:: WHAT YOU SHOULD DO ::
Scan the records below and report how many lines include the string "icon"; the number alone will do.

== MATERIAL FOR THIS EXERCISE ==

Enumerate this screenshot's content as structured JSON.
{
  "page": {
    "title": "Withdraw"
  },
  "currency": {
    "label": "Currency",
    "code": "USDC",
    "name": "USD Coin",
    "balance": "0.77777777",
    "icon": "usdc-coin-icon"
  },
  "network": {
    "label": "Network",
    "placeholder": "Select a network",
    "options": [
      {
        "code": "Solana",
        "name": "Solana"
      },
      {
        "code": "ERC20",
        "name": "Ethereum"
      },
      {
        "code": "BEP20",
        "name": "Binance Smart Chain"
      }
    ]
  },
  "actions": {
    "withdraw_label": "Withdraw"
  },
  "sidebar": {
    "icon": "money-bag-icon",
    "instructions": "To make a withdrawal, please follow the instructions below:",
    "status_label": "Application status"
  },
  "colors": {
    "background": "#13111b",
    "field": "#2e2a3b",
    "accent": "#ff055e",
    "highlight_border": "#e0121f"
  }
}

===

:: REPLY TO THE EXERCISE ::
2